So I was supposed to leave in the Santa Fe episode, (season 1, episode 7) that was the end of my moment. And then there just kept on being these little steps towards revisions. It just kept on tweaking and tweaking and getting closer and closer to her staying. And then I stayed. And then I was like, “Well, when is she going to leave?” And she just kept on staying. So my guess is that they just felt well maybe we could try keeping her here and seeing where this goes. And then… Stuck and I was very happy to be!
Remarkably, Willa’s relationship with Connor seems to be one of the most successful on the show. What do you think that is?
I think that Willa really understands Connor and she really sees him. She sees what’s happening with him, how he is the man that he is, what’s happening with this family, what’s happening with this dynamic. And I think that when you understand someone, you bind to them in some way.
In this situation, it feels like she’s become a bit of a, I would say even a protector. She feels what he needs and she’s been there for him. And he gave her something in terms of… She’s clearly ambitious and she has an agenda, and she wants to be an artist, and she wants to be a writer and he’s enabled that. And there was this power dynamic where he was her provider. And now you feel like her stepping into her power a little bit in this dynamic. And there’s some scenes in the last season where you feel her really coming to his aid in times where he needs a little bit of a defender. He’s been stomped on by this family for a while, or looked over or passed over in terms of responsibility and there’s a few cool moments where she goes, ‘Well, what about Connor?’ Or, ‘Leave him alone’. So I think that that allows this relationship to work is they both help each other. You can see that she understands that he’s a kook and that he’s crazy.
Do you think there’s any element of Willa’s character that’s feminist?
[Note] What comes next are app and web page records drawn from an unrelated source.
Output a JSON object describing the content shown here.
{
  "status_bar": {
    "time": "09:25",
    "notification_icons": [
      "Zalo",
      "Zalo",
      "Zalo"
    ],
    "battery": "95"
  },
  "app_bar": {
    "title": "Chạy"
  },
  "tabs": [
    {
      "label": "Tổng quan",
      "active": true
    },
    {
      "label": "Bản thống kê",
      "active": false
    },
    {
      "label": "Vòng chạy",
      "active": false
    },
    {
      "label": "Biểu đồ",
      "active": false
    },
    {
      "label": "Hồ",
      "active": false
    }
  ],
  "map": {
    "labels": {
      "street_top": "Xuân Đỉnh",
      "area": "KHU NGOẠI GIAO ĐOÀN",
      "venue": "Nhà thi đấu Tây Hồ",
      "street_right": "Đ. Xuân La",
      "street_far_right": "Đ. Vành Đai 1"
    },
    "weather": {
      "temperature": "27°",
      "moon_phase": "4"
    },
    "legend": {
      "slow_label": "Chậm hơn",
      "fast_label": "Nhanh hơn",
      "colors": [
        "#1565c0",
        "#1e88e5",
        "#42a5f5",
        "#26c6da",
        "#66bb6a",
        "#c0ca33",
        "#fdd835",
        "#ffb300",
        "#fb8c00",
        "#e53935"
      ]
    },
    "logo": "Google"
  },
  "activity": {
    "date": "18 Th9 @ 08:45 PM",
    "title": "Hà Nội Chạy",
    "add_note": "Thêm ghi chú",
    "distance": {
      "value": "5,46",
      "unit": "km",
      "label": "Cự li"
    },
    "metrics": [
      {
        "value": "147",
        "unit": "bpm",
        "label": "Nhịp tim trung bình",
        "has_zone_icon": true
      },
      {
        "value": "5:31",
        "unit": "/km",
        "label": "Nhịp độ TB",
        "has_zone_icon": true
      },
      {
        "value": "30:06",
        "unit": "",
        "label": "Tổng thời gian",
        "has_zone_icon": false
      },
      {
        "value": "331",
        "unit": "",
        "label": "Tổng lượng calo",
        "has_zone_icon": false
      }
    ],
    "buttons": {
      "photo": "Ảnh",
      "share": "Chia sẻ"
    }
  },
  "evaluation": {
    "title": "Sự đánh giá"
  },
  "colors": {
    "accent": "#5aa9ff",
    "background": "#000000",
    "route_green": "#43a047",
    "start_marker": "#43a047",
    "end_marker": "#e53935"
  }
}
100%. I do. I do because I feel like she’s always had a real self-assuredness and she’s always been very in touch with her femininity and also in touch with her power and I think that in itself is… I think that she’s a feminist. And I think that we’re exploring sex workers. As a culture, we’re questioning the tabooness of it or our assumptions about it, or the way that we have judged it. It’s like we’re moving into a new awareness about these women and what they’re doing. Willa has moved on past that, now she’s just in a relationship. But that’s where she started. And I always felt like there was no shame with her in regards to that. You never really felt like that was something to be looked down on at all in this narrative. She always owned it. And there was no weird energy around it from the very beginning with Willa. And I think that in itself is an act of feminism.
Often she and Connor would be the butt of family jokes because she was a sex worker. How do you think that reflected on the industry?
Well, it’s funny, I didn’t even feel sorry for Willa. I was like, ‘You know what? She’s fine. They’re doing their own thing. And you see that this is just a vicious family, they’re vicious to everyone. No one’s safe here.’ From the very beginning. I was like, ‘You know what? She’s the fucking best date, she’s the one who’s able to deflect all of this, she can carry herself with such composure and ease.’ I just felt like these guys are just dicks and it’s toxic, and they will make fun of anyone and anything. And she’s standing there in her power and unrelenting about just like, ‘Say whatever you want. I really don’t care.’ You never see it get to her. I feel like she’s really self-assured, and that’s one of the things I really love about her, is that she is one of the few people that can float through this world that they are living in and you don’t really feel her crumple aside from when she gets bad reviews from the theatre critic.
Oh yeah. I don’t know a woman who hasn’t. And I’m sure there’s more than I even know. I’m sure there’s things that I don’t even identify as this being related to my sex. That might be, or that they’re unintentionally, there’s an undercurrent or a subconscious element, the person, the interaction that might be sexist that isn’t as obvious, but is inherently there. Normally, I feel like I haven’t had anything that feels like a traumatic episode in this career. But I think that sexism, it’s like there’s just no way around it in this industry or in many industries there. It’s there. I don’t know anyone who hasn’t run up against it. And I think it’s obviously it’s getting much better… now that there’s the light shining on top of everything, but that takes a lot of time.
What are you going to miss most about working with Alan?
Alan’s just a dream partner. I really didn’t take for granted how professional he is. Just kind, friendly, supportive, available, incredibly talented…